  • In most jurisdictions, you cannot communicate with a client about the case or the deposition after the deposition starts.
  • Thus, following each and every break, your deponent should expect to be asked whether she consulted with counsel on break and, if so, what was said. And your deponent must answer that truthfully.
  • Beware of continued depositions!! Your opponent can assert that anything said to the deponent during the days or weeks between testimony is no longer privileged.
  • For a great, fifty state survey in this area, see David S. Wachen and George Hovanec, Can We Talk? Nationwide Survey Reveals Wide Range Of Practices Governing Communication With Witnesses While Defending Their Deposition, published by the Section of Litigation of the American Bar Association (Undated), available on file with the authors.

Part VI: The Deposition Itself – Objections

  • Federal Rule 30(c)(2) requires that “[a]n objection must be stated concisely in a nonargumentative and nonsuggestive manner.”
  • Rule 30(c)(2) also requires that “A person may instruct a deponent not to answer only when necessary to:
  • preserve a privilege,
  • enforce a limitation ordered by the court, or
  • present a motion under Federal Rule 30(d)(3) (moving to terminate for bad faith or unreasonably annoying, embarrassing or oppressive conduct).”
  • How to direct the witness not to answer: “Objection, that question calls for attorney-client privileged information.

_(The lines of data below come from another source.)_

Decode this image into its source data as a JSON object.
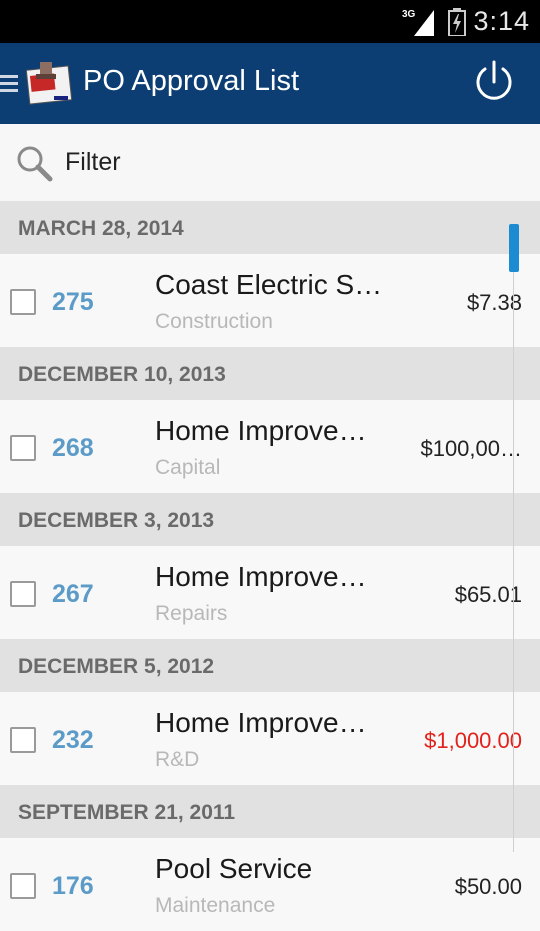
{
  "status_bar": {
    "time": "3:14",
    "network": "3G"
  },
  "app_bar": {
    "title": "PO Approval List"
  },
  "filter": {
    "placeholder": "Filter"
  },
  "sections": [
    {
      "date": "MARCH 28, 2014",
      "items": [
        {
          "number": "275",
          "vendor": "Coast Electric S…",
          "category": "Construction",
          "amount": "$7.38",
          "amount_color": "#222222"
        }
      ]
    },
    {
      "date": "DECEMBER 10, 2013",
      "items": [
        {
          "number": "268",
          "vendor": "Home Improve…",
          "category": "Capital",
          "amount": "$100,00…",
          "amount_color": "#222222"
        }
      ]
    },
    {
      "date": "DECEMBER 3, 2013",
      "items": [
        {
          "number": "267",
          "vendor": "Home Improve…",
          "category": "Repairs",
          "amount": "$65.01",
          "amount_color": "#222222"
        }
      ]
    },
    {
      "date": "DECEMBER 5, 2012",
      "items": [
        {
          "number": "232",
          "vendor": "Home Improve…",
          "category": "R&D",
          "amount": "$1,000.00",
          "amount_color": "#e2221a"
        }
      ]
    },
    {
      "date": "SEPTEMBER 21, 2011",
      "items": [
        {
          "number": "176",
          "vendor": "Pool Service",
          "category": "Maintenance",
          "amount": "$50.00",
          "amount_color": "#222222"
        }
      ]
    }
  ],
  "colors": {
    "app_bar": "#0d3e73",
    "po_number": "#5c9bc8",
    "negative_amount": "#e2221a",
    "scroll_thumb": "#1c8bd1"
  },
  "icons": {
    "menu": "menu-icon",
    "logo": "app-logo-icon",
    "power": "power-icon",
    "search": "search-icon"
  }
}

I instruct the witness not to answer.”
  • Courts are increasingly militant in punishing “speaking objections.”
  • Require reading: Security Nat’l Bank of Sioux City v. Abbot Laboratories, 299 F.R.D. 595 (N.D. Iowa 2014) (counsel sanctioned, and required to prepare a training video for future lawyers, for excessive speaking objections).
  • As a general rule: explain any inappropriate conduct off the record first, and try to defuse it. If it persists, then put things on the record.
  • What objections do you have to make?
  • “The usual stipulations” – all objections are preserved, except as to form.
  • But the actual rule is very different – you need to be ready!
  • Objections to competence, relevance, or materiality of testimony are not waived by failure to object prior to or at the deposition, “unless the ground for it might have been corrected at the time.” R. 32(d)(3)(A).
  • Timely objection is required if related to “manner of taking the deposition, the form of a question or answer, the oath or affirmation, a party’s conduct, or other matters that might have been corrected at that time.” Fed. R. Civ. P. 32(d)(3)(B).

Part VII: The Deposition Itself –

Rehabilitating the Deponent and Correcting the Record

  • Never leave a bad record. If the witness wasn’t given a chance to fully explain, or there are other facts the witness left out, or must clarify, then you should get into these matters on re?direct.
  • The same is true with “read and sign.” Always preserve the right to read and sign – it is rare that a deposition is completely correct, especially one that features many people, dates, numbers, or the like. You should use the read and sign process to correct things (but be aware the witness can be asked at trial